Exercise instructions: Among the entries that follow, find every line with the word "laptop" and copy it.

Record excerpts:

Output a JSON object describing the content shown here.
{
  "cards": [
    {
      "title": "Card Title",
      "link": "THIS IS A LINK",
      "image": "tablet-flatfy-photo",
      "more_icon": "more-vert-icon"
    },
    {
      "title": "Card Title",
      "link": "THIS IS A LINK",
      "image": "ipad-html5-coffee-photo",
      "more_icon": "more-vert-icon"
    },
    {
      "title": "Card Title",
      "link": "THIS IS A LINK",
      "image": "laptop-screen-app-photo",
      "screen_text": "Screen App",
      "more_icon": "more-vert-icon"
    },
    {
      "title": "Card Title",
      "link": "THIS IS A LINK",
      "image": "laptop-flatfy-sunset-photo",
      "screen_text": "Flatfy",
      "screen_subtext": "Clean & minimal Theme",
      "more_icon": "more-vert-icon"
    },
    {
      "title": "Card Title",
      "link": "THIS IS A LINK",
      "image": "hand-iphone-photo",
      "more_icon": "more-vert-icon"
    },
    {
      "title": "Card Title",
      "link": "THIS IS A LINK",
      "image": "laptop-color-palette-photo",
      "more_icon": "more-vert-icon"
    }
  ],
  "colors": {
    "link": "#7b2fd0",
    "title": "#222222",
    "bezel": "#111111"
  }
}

Exercise response:
      "image": "laptop-screen-app-photo",
      "image": "laptop-flatfy-sunset-photo",
      "image": "laptop-color-palette-photo",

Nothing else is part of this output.